I have found the ESV is not as easy to read orally; well, that is only half the problem, the other side is that it is harder to follow orally. A few of the worst examples were corrected in the 2007 revision, but some still remain. Sometimes it is word order and sometimes the term itself is problematic. One simplistic example is Psalm 132:12 “If your sons keep my covenant and my testimonies that I shall teach them, their sons also forever shall sit on your throne.” Note where the word “forever” sits in the sentence. Reading it aloud helps to identify the awkwardness.
HCSB (Holman Christian Standard Bible) or now CSB
What initially attracted me to HCSB was that used “Yahweh” for the name of God in the Old Testament. Only the New Jerusalem Bible (Roman Catholic translation) had done so previously. Sadly, HCSB does not do so throughout, and as noted in an earlier post, there is inconsistency within the same verses of the OT.
But HCSB is a good contender for other areas of translation. While it retains some of the more difficult English words Often called “biblish”), i.e. “propitiation” (Romans 3:25), the editors have marked them with a bullet symbol so that it can be looked up in the appendix. Aside from that, the HCSB is a relatively smooth reading translation. In many areas it reduces the sentence length, which helps readability and oral comprehension. And yet, in critical New Testament passages, sometimes sentence length is too long. But this is not nearly as bad as ESV sentence length (i.e. Ephesians 1:3-14).
GW (God’s Word)
This translation might be the most controversial, and that may make it the most useful in some contexts. Through field testing with congregations in the early 1990’s, it was determined not to use ”specialized language” (i.e. biblish), substituting words or phrases that might be more easily understood. This means that the flow of the text is very good, but there are some terms and passages that long term Christians might not readily accept (“because it doesn’t sound like I remember”—and that is true).
The two most common changes: in the New Testament rather than translating δικαιοσουνη as “righteousness” it is translated as “God’s approval,” and χαρις is not translated as “grace” rather “kindness” (but in footnotes “grace” is given). Ironically “righteousness” is retained in the Old Testament (for צדכה). I served congregations from 1987 to 1995 that were involved in testing this translation. The last revision in 1992 still had “righteousness” and “grace” but we were not aware of the final change to “God’s approval” and “kindness” until the publication in 1995. I am still of the opinion that they should have been retained. However, having used it in various contexts over the past 17 years, I have accepted that decision.

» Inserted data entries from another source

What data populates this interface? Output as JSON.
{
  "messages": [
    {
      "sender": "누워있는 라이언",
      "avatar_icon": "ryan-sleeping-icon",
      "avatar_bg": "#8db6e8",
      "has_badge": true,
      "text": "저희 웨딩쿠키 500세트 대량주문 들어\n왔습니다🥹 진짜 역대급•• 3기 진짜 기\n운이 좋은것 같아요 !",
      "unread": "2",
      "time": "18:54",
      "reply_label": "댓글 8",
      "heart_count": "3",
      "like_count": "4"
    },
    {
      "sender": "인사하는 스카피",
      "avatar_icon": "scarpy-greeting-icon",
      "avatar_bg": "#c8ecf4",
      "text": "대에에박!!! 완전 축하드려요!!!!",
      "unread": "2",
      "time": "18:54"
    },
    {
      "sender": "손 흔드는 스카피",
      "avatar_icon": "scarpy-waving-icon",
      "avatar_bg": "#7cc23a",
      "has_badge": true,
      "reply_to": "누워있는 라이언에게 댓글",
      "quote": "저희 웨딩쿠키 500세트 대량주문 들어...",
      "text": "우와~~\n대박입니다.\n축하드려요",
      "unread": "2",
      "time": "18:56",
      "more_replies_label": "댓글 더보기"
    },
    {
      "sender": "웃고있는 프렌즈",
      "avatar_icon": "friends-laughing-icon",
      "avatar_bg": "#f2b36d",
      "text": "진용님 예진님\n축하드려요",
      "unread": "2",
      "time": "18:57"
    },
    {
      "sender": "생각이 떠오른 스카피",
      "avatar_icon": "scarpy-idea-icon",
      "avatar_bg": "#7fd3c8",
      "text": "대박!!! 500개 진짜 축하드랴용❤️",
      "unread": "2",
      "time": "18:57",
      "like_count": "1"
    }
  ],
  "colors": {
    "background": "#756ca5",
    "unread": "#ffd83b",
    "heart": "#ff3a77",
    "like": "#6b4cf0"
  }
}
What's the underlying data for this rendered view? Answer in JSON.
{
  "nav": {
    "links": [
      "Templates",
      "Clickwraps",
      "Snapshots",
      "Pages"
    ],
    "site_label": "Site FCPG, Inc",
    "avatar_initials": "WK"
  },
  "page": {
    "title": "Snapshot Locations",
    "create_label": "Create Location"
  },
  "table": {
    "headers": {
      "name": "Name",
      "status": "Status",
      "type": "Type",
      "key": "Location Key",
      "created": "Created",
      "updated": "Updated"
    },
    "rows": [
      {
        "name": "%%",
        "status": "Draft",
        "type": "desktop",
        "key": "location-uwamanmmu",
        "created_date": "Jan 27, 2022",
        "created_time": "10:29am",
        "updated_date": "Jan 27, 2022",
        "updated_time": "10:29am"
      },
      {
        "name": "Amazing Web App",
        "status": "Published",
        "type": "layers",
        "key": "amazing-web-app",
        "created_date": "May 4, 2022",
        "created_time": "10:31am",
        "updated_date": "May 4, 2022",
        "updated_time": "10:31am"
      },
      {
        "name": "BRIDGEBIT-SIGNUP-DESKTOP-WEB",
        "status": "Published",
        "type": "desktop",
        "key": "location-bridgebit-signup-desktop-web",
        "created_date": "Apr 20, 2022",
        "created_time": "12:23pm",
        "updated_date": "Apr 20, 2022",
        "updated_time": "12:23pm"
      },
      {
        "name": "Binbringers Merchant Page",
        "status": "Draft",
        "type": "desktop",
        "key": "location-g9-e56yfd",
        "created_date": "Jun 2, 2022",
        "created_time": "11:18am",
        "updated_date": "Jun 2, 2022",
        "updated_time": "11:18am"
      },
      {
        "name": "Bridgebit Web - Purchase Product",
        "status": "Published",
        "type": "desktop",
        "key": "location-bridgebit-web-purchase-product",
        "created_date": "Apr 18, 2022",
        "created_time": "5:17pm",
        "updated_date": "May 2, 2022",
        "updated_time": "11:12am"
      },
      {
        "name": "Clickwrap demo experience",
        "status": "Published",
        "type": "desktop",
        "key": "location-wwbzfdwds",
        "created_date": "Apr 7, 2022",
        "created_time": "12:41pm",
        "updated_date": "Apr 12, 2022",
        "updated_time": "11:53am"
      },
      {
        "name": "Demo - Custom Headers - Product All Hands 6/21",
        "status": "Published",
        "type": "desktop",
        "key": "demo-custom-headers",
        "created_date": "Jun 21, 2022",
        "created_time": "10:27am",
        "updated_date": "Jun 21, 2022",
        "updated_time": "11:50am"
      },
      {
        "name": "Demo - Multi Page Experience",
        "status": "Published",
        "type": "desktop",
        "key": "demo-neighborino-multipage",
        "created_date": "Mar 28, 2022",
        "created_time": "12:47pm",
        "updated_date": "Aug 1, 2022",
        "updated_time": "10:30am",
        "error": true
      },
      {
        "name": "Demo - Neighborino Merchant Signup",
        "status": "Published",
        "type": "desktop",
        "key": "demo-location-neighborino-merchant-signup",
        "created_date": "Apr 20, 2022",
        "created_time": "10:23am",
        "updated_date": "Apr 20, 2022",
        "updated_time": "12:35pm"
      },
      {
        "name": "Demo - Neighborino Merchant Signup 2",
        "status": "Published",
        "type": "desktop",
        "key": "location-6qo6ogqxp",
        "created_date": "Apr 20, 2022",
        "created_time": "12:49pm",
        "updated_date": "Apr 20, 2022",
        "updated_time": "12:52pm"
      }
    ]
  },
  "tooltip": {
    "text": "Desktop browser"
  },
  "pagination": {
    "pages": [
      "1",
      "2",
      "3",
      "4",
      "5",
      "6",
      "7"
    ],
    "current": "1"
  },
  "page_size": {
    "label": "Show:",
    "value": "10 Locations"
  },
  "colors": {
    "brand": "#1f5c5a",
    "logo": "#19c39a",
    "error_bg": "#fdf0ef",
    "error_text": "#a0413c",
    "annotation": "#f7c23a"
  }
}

Now, with that out of the way, GW is still a decent translation, and in my opinion much better than NLT. It is the most readable of any English translation, and an oral stylist was used throughout the process. It shows. Another important factor is the single column layout that makes easier reading, and it also gives a visible clue to relationships especially in the poetic sections of the Hebrew Old Testament. At the current church I serve we have used GW Gospel of John booklets to witness to new people. This is critical because we live in an area where the unchurched population is ~95%, no or little church background for most.
Okay, so this is my biased initial overview of the translations. Each has some strengths, each has some weaknesses. This series will look at a few of them in each translation.